In addition to the ‘mirror’ screens, occupants are presented with three TFT displays – one directly ahead of the driver for the instruments, with one either side angled in for the infotainment and navigation systems. There are a handful of switches on the roof, including controls for the gearbox and driving modes, and like the Kenwood CD player in the F1, the Speedtail has a bespoke Bowers & Wilkins system that’s designed to maximise the central driving position. And there are no sun visors: instead the four glass panels are fitted with electro-chromatic technology to change their tint at the touch of a button.
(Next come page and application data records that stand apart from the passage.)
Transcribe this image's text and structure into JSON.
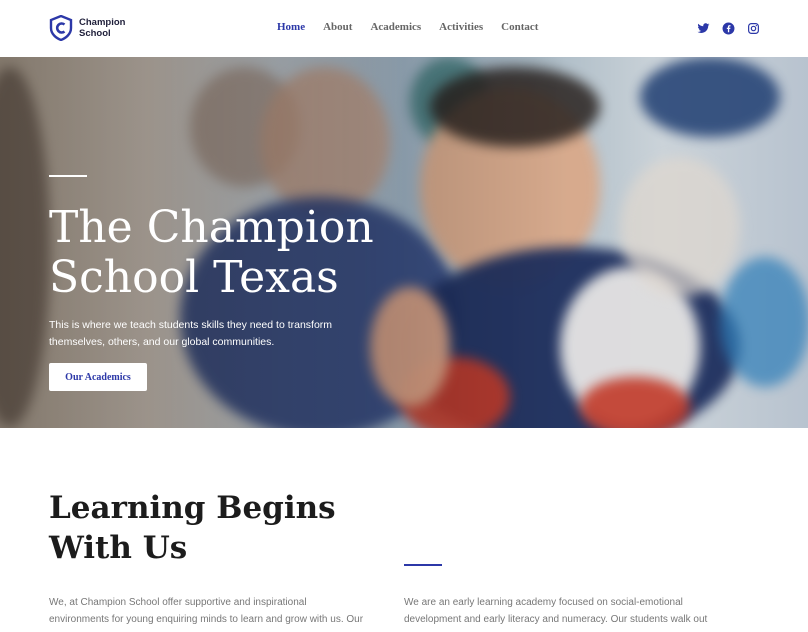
{
  "brand": {
    "name_line1": "Champion",
    "name_line2": "School",
    "color": "#2c38a8"
  },
  "nav": {
    "items": [
      {
        "label": "Home",
        "active": true
      },
      {
        "label": "About",
        "active": false
      },
      {
        "label": "Academics",
        "active": false
      },
      {
        "label": "Activities",
        "active": false
      },
      {
        "label": "Contact",
        "active": false
      }
    ]
  },
  "social": {
    "icons": [
      "twitter-icon",
      "facebook-icon",
      "instagram-icon"
    ]
  },
  "hero": {
    "title": "The Champion School Texas",
    "subtitle": "This is where we teach students skills they need to transform themselves, others, and our global communities.",
    "button_label": "Our Academics"
  },
  "intro": {
    "title": "Learning Begins With Us",
    "left_text": "We, at Champion School offer supportive and inspirational environments for young enquiring minds to learn and grow with us. Our",
    "right_text": "We are an early learning academy focused on social-emotional development and early literacy and numeracy. Our students walk out"
  }
}
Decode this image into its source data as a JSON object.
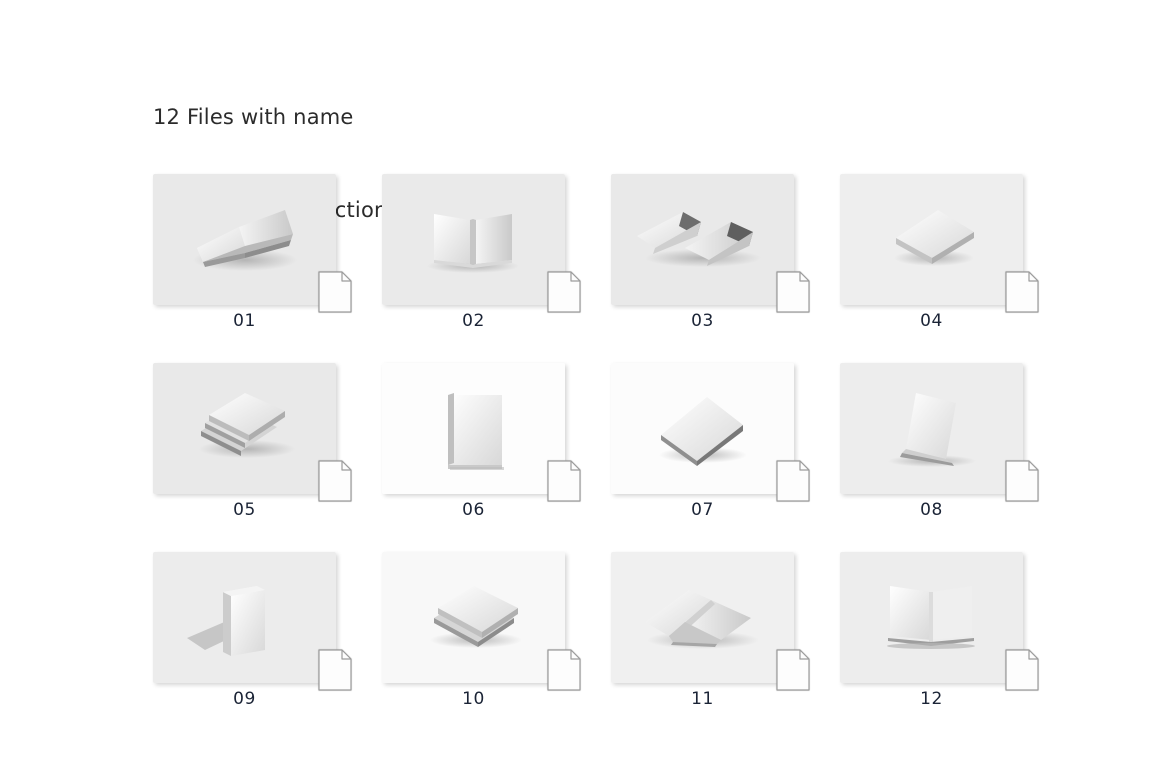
{
  "page": {
    "background_color": "#ffffff"
  },
  "title": {
    "line1": "12 Files with name",
    "line2": "and image instructions",
    "color": "#2b2b2b"
  },
  "gallery": {
    "count": 12,
    "caption_color": "#1b2436",
    "icon_name": "document-page-icon",
    "items": [
      {
        "label": "01",
        "bg": "#e9e9e9",
        "art": "open-book-angled",
        "alt": "open book tilted, pages fanned"
      },
      {
        "label": "02",
        "bg": "#eaeaea",
        "art": "open-book-flat",
        "alt": "open book viewed from front, two pages"
      },
      {
        "label": "03",
        "bg": "#e9e9e9",
        "art": "open-magazine-pair",
        "alt": "two open spreads with dark spines"
      },
      {
        "label": "04",
        "bg": "#eeeeee",
        "art": "closed-book-tilted",
        "alt": "closed book tilted on corner"
      },
      {
        "label": "05",
        "bg": "#e9e9e9",
        "art": "stacked-books",
        "alt": "stack of books angled"
      },
      {
        "label": "06",
        "bg": "#fdfdfd",
        "art": "upright-booklet",
        "alt": "upright closed booklet, front cover"
      },
      {
        "label": "07",
        "bg": "#fcfcfc",
        "art": "flat-book-angle",
        "alt": "closed book flat at an angle"
      },
      {
        "label": "08",
        "bg": "#ededed",
        "art": "leaning-book",
        "alt": "book leaning with open back cover"
      },
      {
        "label": "09",
        "bg": "#ececec",
        "art": "standing-book",
        "alt": "book standing upright with shadow"
      },
      {
        "label": "10",
        "bg": "#f8f8f8",
        "art": "stacked-pair",
        "alt": "two stacked closed books"
      },
      {
        "label": "11",
        "bg": "#f0f0f0",
        "art": "open-book-wide",
        "alt": "wide open book lying flat"
      },
      {
        "label": "12",
        "bg": "#ededed",
        "art": "standing-open-book",
        "alt": "open book standing, pages spread"
      }
    ]
  }
}
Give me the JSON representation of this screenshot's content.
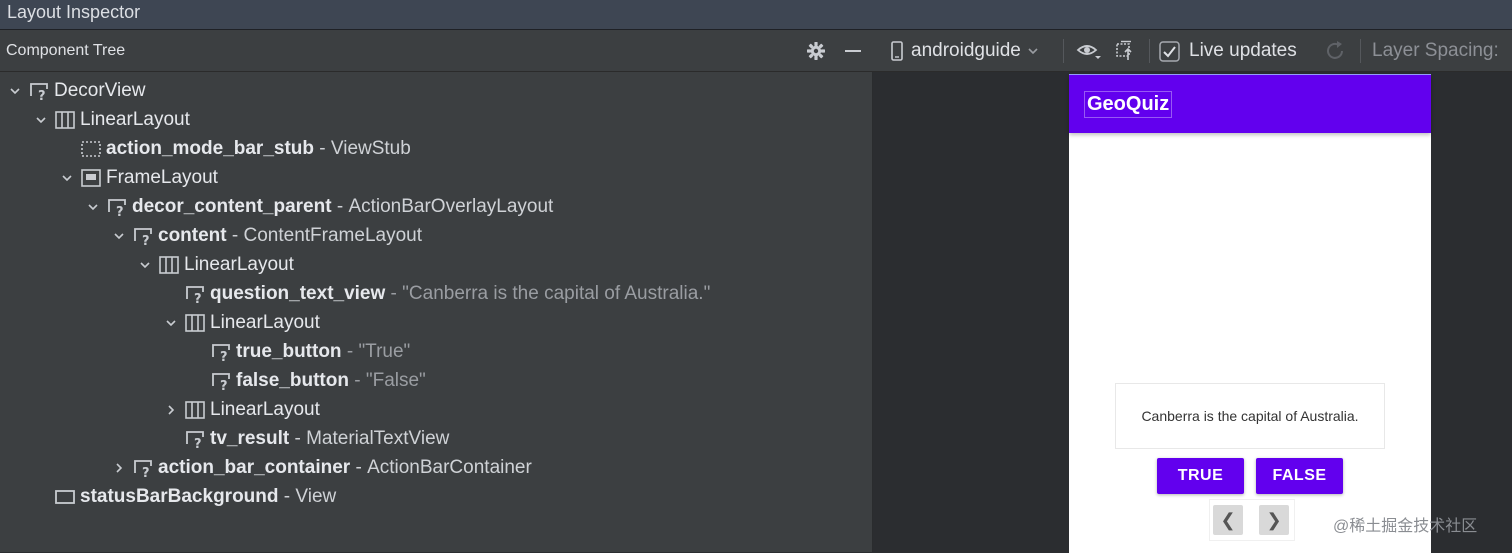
{
  "window": {
    "title": "Layout Inspector"
  },
  "component_tree": {
    "header": "Component Tree",
    "nodes": [
      {
        "name": "DecorView",
        "bold": false,
        "type": "",
        "quoted": "",
        "icon": "unknown-view-icon",
        "expand": "expanded"
      },
      {
        "name": "LinearLayout",
        "bold": false,
        "type": "",
        "quoted": "",
        "icon": "linear-layout-icon",
        "expand": "expanded"
      },
      {
        "name": "action_mode_bar_stub",
        "bold": true,
        "type": "ViewStub",
        "quoted": "",
        "icon": "view-stub-icon",
        "expand": "none"
      },
      {
        "name": "FrameLayout",
        "bold": false,
        "type": "",
        "quoted": "",
        "icon": "frame-layout-icon",
        "expand": "expanded"
      },
      {
        "name": "decor_content_parent",
        "bold": true,
        "type": "ActionBarOverlayLayout",
        "quoted": "",
        "icon": "unknown-view-icon",
        "expand": "expanded"
      },
      {
        "name": "content",
        "bold": true,
        "type": "ContentFrameLayout",
        "quoted": "",
        "icon": "unknown-view-icon",
        "expand": "expanded"
      },
      {
        "name": "LinearLayout",
        "bold": false,
        "type": "",
        "quoted": "",
        "icon": "linear-layout-icon",
        "expand": "expanded"
      },
      {
        "name": "question_text_view",
        "bold": true,
        "type": "",
        "quoted": "\"Canberra is the capital of Australia.\"",
        "icon": "unknown-view-icon",
        "expand": "none"
      },
      {
        "name": "LinearLayout",
        "bold": false,
        "type": "",
        "quoted": "",
        "icon": "linear-layout-icon",
        "expand": "expanded"
      },
      {
        "name": "true_button",
        "bold": true,
        "type": "",
        "quoted": "\"True\"",
        "icon": "unknown-view-icon",
        "expand": "none"
      },
      {
        "name": "false_button",
        "bold": true,
        "type": "",
        "quoted": "\"False\"",
        "icon": "unknown-view-icon",
        "expand": "none"
      },
      {
        "name": "LinearLayout",
        "bold": false,
        "type": "",
        "quoted": "",
        "icon": "linear-layout-icon",
        "expand": "collapsed"
      },
      {
        "name": "tv_result",
        "bold": true,
        "type": "MaterialTextView",
        "quoted": "",
        "icon": "unknown-view-icon",
        "expand": "none"
      },
      {
        "name": "action_bar_container",
        "bold": true,
        "type": "ActionBarContainer",
        "quoted": "",
        "icon": "unknown-view-icon",
        "expand": "collapsed"
      },
      {
        "name": "statusBarBackground",
        "bold": true,
        "type": "View",
        "quoted": "",
        "icon": "view-icon",
        "expand": "none"
      }
    ]
  },
  "toolbar": {
    "device": "androidguide",
    "live_updates_label": "Live updates",
    "live_updates_checked": true,
    "layer_spacing_label": "Layer Spacing:"
  },
  "preview": {
    "app_title": "GeoQuiz",
    "question": "Canberra is the capital of Australia.",
    "true_label": "TRUE",
    "false_label": "FALSE",
    "prev_glyph": "❮",
    "next_glyph": "❯"
  },
  "watermark": "@稀土掘金技术社区",
  "colors": {
    "accent": "#6200ee",
    "panel": "#3c3f41",
    "background": "#2b2d30"
  }
}
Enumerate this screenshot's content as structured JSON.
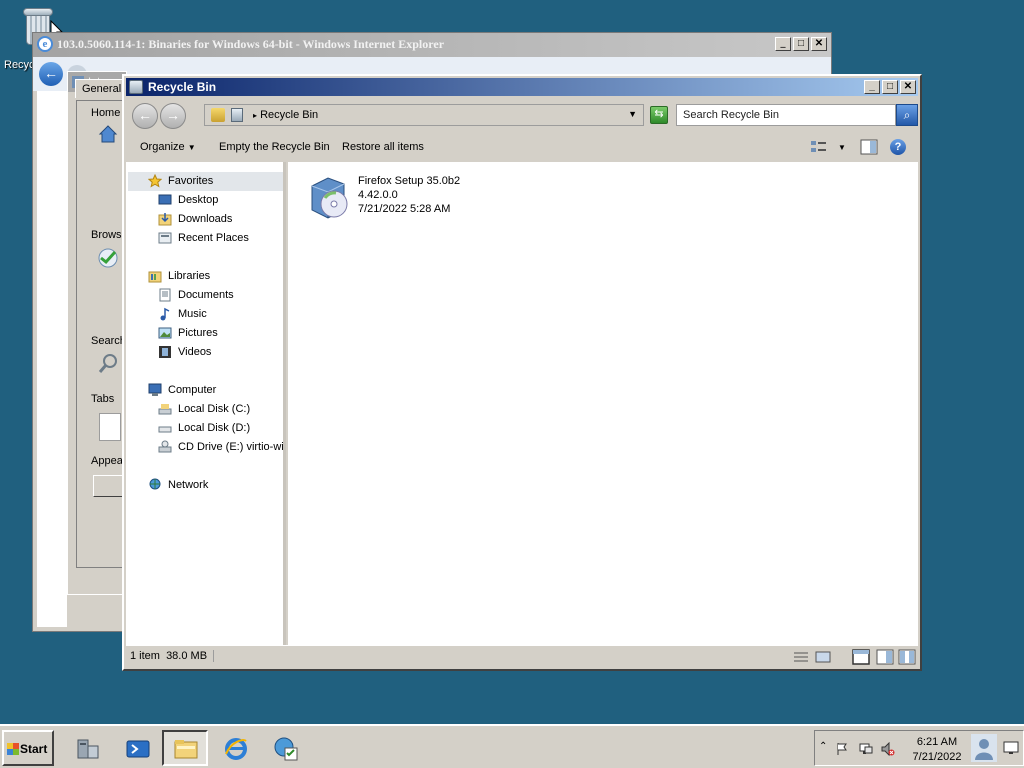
{
  "desktop": {
    "recycle_bin_label": "Recyc"
  },
  "ie_window": {
    "title": "103.0.5060.114-1: Binaries for Windows 64-bit - Windows Internet Explorer",
    "inet_options_title": "Intern",
    "tab_general": "General",
    "home_label": "Home p",
    "browsing_label": "Brows",
    "search_label": "Search",
    "tabs_label": "Tabs",
    "appearance_label": "Appea"
  },
  "recycle_bin": {
    "title": "Recycle Bin",
    "address_crumb": "Recycle Bin",
    "search_placeholder": "Search Recycle Bin",
    "toolbar": {
      "organize": "Organize",
      "empty": "Empty the Recycle Bin",
      "restore": "Restore all items"
    },
    "nav": {
      "favorites": "Favorites",
      "desktop": "Desktop",
      "downloads": "Downloads",
      "recent": "Recent Places",
      "libraries": "Libraries",
      "documents": "Documents",
      "music": "Music",
      "pictures": "Pictures",
      "videos": "Videos",
      "computer": "Computer",
      "disk_c": "Local Disk (C:)",
      "disk_d": "Local Disk (D:)",
      "cd_drive": "CD Drive (E:) virtio-win",
      "network": "Network"
    },
    "file": {
      "name": "Firefox Setup 35.0b2",
      "version": "4.42.0.0",
      "date": "7/21/2022 5:28 AM"
    },
    "status": "1 item  38.0 MB"
  },
  "taskbar": {
    "start": "Start",
    "time": "6:21 AM",
    "date": "7/21/2022"
  }
}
McLaren has developed plenty of ways to feed customers’ needs to be individual, such as titanium-fused carbonfibre that can be colour-coded to your requirements. Such are the opportunities to personalise your Speedtail that this example has Rs 4 crore of options fitted to it. That’s two 720Ss in options; we’ll just let that sink in.
With only 106 Speedtails destined to be built (once McLaren has finished the run of Senna GTRs, which it can’t start until the last Senna is delivered later this year) the chances of seeing one in the flesh are thin on the ground, although McLaren owners do appear to enjoy their cars more than owners of rival products. Even so, a car costing this much and chasing a top speed that holds little relevance to so many should be considered a total folly. And yet it’s not. Just as Bugatti’s Chiron, the Koenigsegg One:1 and Aston Martin’s Valkyrie represent the very best each has to offer, the Speedtail is the ultimate expression of McLaren’s pioneering spirit. Just like the F1.